#### [WHAT TO DO]
Within the material below, count every line with the string "ffffff". Give no more than the number.

#### [RECORDS TO PROCESS]
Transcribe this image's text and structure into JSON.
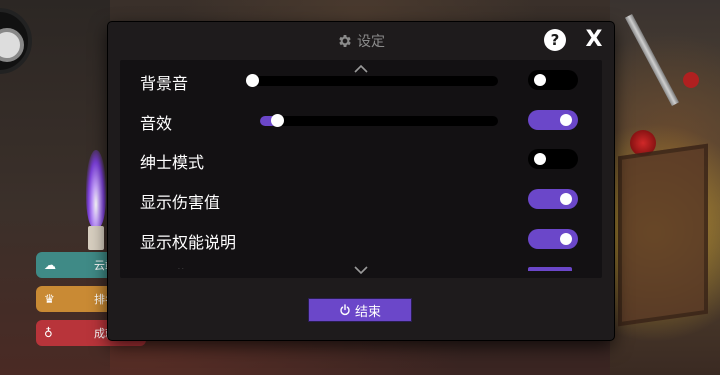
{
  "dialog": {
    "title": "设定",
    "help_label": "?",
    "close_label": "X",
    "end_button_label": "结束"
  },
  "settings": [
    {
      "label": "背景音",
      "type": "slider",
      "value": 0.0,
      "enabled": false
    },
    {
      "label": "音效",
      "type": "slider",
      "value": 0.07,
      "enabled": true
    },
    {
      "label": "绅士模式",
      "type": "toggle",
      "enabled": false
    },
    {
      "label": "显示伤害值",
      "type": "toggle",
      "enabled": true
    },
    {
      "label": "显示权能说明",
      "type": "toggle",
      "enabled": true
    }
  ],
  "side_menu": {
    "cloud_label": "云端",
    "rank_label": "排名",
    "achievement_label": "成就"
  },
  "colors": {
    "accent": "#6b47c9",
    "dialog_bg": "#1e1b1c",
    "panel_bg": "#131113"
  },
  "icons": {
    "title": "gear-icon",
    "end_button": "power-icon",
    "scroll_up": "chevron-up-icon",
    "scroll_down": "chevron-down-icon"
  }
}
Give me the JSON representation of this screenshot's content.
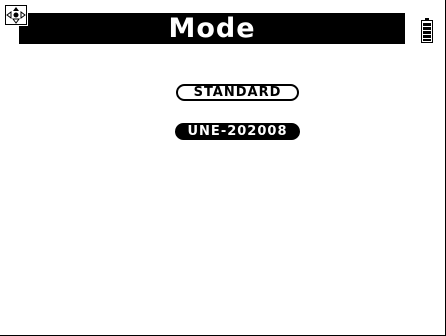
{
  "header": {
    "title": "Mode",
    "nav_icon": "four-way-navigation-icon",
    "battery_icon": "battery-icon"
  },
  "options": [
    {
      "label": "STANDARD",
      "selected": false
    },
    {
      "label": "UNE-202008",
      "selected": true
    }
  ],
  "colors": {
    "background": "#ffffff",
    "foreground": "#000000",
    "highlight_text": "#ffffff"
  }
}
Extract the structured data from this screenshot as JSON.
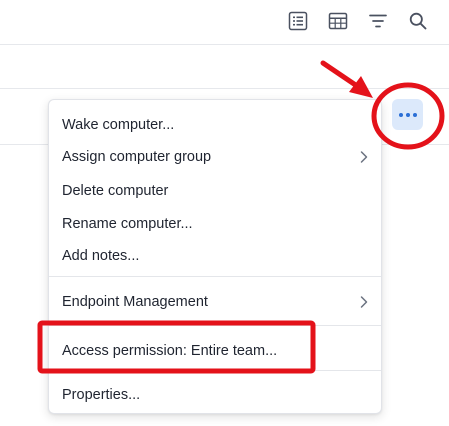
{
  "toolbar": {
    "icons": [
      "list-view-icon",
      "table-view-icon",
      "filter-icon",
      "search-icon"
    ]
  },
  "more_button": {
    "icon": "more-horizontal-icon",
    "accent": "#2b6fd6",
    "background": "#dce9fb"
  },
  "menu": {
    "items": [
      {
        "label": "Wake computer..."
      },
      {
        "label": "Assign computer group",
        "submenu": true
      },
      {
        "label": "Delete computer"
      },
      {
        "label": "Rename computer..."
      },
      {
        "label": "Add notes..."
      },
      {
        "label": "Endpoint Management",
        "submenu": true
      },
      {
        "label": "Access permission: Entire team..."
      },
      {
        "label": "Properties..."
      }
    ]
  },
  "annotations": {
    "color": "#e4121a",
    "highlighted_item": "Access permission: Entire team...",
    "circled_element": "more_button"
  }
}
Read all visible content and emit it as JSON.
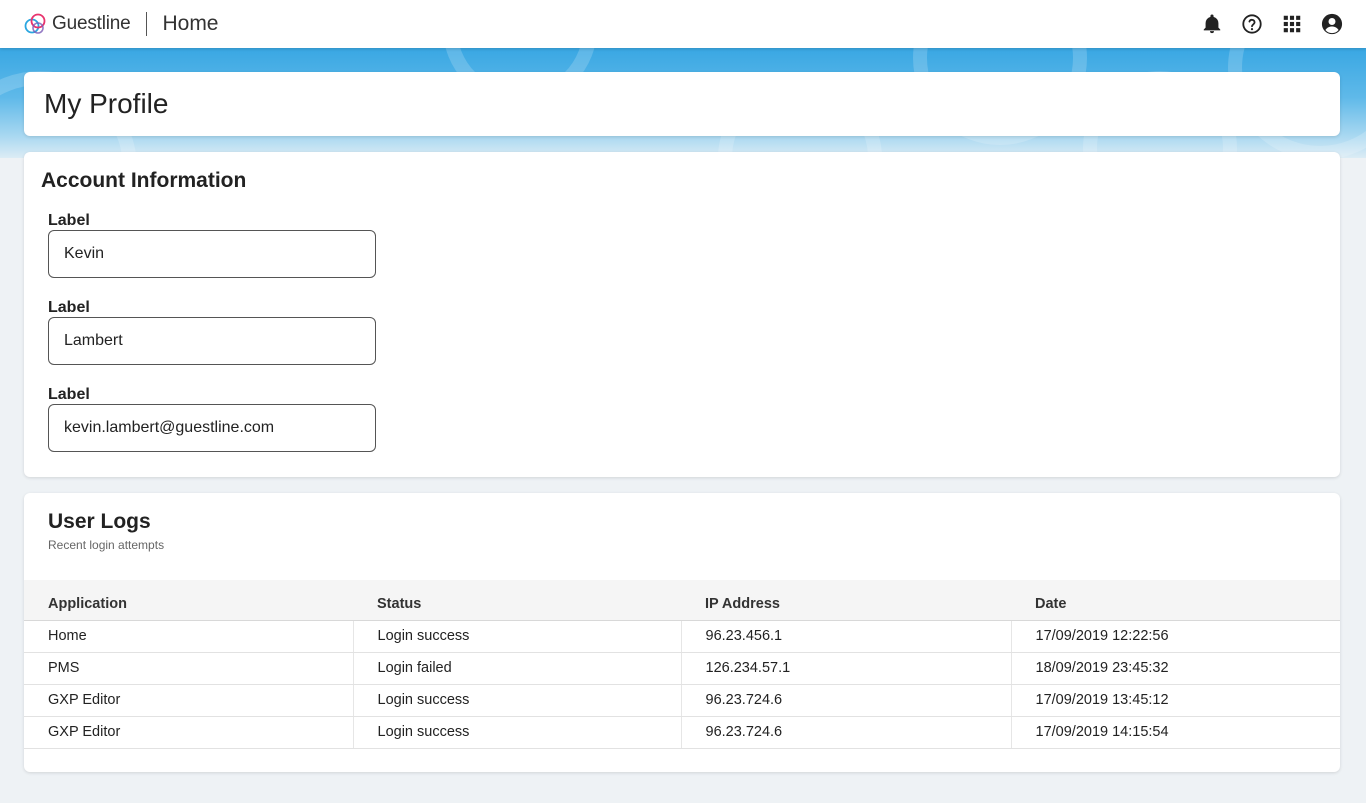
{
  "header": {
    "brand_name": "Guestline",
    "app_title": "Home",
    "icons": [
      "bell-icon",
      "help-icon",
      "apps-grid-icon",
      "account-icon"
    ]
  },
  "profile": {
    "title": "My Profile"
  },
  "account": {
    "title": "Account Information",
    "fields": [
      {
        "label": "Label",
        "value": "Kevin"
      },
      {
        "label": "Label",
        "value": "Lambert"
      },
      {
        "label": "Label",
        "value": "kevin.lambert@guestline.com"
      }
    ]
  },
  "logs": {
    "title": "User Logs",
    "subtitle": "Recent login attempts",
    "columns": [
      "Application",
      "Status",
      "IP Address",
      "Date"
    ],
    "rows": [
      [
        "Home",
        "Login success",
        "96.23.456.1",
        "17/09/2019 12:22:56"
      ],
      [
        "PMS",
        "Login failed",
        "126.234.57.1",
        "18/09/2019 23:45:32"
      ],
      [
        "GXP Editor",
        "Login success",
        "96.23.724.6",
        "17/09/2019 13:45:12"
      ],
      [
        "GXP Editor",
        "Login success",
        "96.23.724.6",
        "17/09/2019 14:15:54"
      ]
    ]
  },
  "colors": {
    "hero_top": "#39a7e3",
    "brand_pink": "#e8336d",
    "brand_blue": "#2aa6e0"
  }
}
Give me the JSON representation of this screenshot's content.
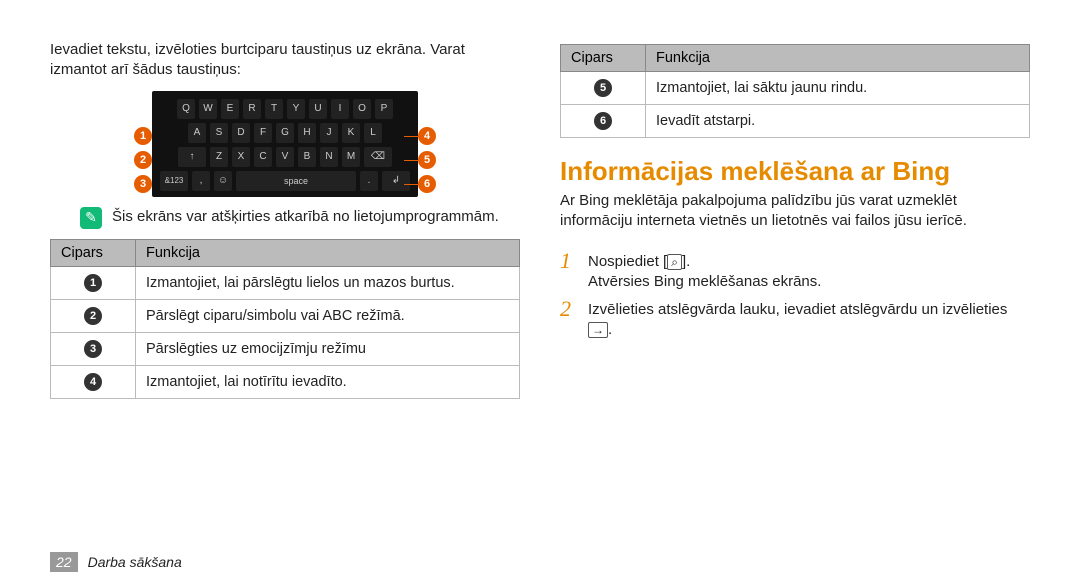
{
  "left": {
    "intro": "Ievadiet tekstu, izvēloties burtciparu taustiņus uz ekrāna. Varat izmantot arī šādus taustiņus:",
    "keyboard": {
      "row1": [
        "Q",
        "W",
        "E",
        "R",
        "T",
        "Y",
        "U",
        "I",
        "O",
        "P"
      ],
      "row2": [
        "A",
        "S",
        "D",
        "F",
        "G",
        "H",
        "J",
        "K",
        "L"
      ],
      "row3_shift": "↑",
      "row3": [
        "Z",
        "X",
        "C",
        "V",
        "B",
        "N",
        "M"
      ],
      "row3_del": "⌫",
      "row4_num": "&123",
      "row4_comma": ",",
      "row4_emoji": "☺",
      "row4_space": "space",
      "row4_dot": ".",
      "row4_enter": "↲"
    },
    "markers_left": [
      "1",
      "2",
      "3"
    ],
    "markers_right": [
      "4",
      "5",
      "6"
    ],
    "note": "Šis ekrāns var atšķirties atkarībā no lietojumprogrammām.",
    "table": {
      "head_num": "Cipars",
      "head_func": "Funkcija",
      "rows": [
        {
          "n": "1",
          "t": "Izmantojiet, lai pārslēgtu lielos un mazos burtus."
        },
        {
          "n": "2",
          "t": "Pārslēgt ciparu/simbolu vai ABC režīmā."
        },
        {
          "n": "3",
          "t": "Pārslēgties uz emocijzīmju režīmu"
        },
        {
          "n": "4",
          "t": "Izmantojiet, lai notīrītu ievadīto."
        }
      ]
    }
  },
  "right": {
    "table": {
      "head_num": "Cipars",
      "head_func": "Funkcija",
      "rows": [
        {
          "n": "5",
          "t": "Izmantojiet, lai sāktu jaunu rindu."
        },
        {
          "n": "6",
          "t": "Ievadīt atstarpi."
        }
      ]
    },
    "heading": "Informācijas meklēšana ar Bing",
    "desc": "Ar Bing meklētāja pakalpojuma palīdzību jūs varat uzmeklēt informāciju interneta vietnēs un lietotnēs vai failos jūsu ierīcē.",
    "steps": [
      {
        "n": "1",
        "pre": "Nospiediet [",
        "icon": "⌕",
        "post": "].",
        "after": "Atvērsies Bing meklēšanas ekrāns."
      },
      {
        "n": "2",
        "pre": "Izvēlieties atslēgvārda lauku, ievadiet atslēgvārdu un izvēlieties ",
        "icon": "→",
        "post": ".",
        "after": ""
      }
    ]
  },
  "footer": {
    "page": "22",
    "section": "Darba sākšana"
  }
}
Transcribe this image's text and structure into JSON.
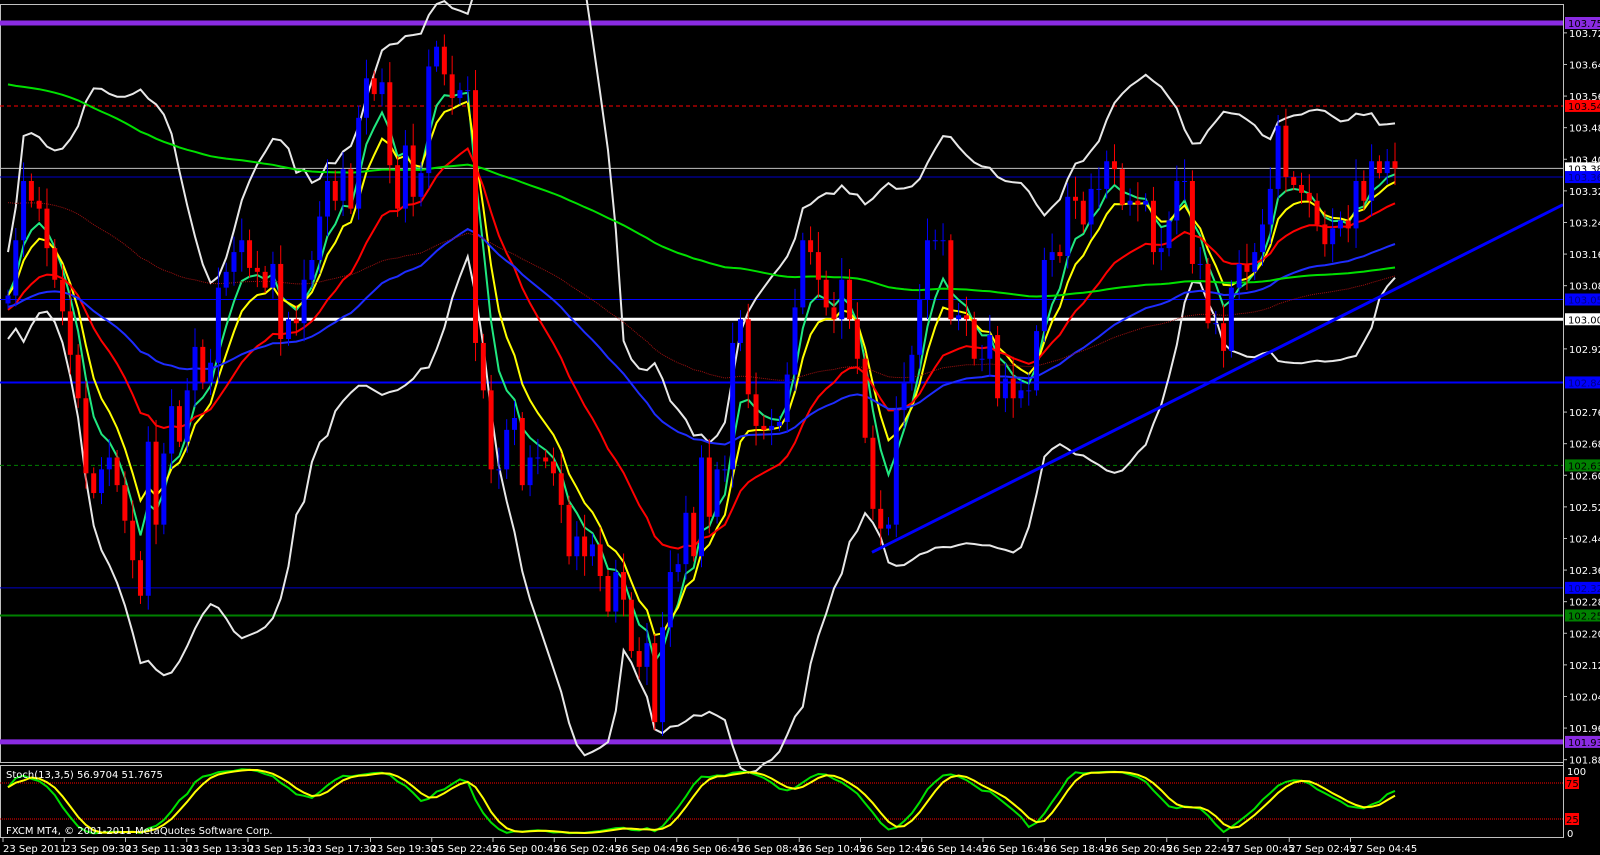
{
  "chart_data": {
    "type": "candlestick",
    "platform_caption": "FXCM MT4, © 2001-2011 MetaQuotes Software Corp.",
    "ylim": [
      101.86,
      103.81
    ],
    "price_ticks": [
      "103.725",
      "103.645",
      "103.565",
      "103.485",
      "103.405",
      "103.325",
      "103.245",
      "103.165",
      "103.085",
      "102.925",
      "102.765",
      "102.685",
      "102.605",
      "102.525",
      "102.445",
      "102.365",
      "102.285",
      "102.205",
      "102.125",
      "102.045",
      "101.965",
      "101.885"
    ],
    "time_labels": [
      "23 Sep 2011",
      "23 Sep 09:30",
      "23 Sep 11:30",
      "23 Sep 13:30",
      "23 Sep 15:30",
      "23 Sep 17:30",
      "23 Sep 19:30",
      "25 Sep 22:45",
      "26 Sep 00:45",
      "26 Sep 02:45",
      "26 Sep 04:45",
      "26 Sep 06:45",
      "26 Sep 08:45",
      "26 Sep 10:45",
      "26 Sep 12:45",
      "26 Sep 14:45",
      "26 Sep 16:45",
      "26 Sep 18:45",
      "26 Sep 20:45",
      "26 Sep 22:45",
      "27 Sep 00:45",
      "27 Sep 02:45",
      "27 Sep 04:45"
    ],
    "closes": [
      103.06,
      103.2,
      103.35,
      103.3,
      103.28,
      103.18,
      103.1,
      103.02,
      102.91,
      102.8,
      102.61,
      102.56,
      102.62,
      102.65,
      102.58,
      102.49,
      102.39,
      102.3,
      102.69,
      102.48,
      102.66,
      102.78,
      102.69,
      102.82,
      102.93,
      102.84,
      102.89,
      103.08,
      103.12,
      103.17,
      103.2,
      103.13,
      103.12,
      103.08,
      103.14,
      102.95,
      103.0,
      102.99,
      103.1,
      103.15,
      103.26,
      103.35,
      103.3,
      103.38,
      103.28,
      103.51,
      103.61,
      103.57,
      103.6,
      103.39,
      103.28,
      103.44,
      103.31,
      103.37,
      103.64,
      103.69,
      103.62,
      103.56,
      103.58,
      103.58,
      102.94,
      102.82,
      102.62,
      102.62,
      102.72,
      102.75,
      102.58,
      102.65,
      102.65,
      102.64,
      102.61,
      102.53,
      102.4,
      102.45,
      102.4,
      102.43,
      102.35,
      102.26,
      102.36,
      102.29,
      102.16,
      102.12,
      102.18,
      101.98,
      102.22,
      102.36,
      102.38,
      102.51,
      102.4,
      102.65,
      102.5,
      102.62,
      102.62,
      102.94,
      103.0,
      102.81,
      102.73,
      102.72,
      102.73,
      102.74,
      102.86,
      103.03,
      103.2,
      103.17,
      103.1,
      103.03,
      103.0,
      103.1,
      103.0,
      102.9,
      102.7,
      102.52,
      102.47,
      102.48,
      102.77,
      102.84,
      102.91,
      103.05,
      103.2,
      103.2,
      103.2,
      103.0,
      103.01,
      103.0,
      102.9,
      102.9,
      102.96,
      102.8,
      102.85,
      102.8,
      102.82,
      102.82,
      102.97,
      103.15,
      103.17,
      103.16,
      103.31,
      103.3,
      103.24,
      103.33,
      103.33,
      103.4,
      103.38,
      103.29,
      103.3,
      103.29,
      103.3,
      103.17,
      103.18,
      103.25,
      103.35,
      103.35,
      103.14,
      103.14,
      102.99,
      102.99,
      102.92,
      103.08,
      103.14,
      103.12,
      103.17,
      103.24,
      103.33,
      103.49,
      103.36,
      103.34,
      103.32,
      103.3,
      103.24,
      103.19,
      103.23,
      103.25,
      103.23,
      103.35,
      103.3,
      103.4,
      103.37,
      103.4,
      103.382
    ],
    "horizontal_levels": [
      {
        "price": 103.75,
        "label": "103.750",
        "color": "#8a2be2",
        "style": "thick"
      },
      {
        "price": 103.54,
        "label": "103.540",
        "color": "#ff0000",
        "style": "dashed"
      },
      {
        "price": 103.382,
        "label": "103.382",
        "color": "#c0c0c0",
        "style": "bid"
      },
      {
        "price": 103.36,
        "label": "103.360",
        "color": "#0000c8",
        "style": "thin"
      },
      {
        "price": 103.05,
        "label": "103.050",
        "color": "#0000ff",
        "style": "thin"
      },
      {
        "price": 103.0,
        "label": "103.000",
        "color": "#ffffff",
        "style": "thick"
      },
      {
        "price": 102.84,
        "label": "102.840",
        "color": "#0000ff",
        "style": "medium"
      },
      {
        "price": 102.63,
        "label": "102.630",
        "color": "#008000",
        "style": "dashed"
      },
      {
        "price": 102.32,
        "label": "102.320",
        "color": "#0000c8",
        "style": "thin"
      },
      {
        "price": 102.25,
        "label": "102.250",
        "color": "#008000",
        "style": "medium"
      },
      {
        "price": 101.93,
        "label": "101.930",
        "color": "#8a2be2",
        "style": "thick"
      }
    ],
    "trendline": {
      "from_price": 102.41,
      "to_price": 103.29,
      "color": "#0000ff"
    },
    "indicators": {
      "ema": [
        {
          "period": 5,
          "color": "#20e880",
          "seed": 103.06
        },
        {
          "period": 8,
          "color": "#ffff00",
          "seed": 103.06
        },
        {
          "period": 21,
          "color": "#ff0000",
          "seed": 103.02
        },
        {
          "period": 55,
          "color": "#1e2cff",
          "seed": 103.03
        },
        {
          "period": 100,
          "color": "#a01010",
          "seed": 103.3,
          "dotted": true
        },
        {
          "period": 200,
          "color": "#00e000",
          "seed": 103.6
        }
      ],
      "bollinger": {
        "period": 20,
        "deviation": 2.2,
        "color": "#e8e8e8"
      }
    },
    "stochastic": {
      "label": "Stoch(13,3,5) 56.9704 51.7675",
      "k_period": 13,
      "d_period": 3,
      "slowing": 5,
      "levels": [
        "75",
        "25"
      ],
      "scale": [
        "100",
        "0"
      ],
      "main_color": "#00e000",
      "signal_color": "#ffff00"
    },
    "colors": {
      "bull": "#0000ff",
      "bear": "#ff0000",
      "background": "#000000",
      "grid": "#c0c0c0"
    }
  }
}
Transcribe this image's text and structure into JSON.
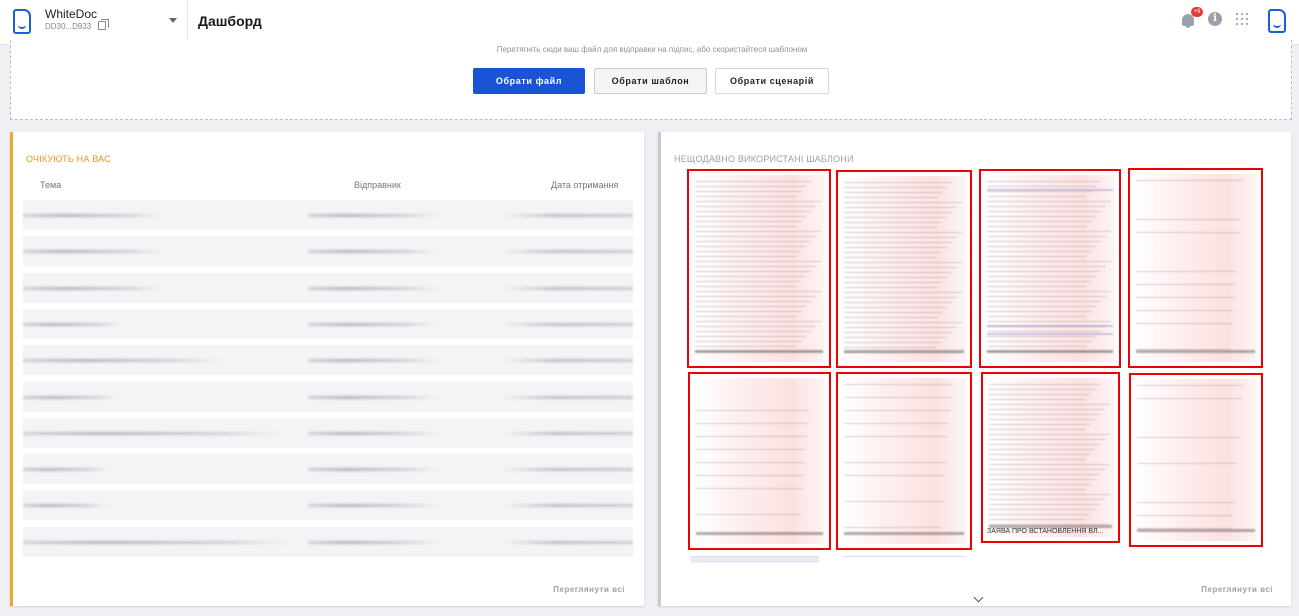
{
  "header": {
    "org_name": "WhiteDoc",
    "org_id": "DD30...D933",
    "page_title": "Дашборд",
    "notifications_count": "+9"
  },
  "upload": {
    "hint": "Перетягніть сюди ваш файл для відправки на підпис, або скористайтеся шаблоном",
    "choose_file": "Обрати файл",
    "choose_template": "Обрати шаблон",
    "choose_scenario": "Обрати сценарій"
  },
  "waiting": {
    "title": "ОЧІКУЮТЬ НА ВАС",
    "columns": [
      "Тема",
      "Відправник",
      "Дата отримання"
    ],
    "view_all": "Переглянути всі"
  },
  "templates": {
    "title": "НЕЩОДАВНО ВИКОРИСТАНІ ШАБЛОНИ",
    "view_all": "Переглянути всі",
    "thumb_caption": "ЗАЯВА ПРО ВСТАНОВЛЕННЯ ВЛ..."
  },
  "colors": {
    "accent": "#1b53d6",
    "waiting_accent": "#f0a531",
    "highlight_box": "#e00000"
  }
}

#### [RESPONSE AREA]
3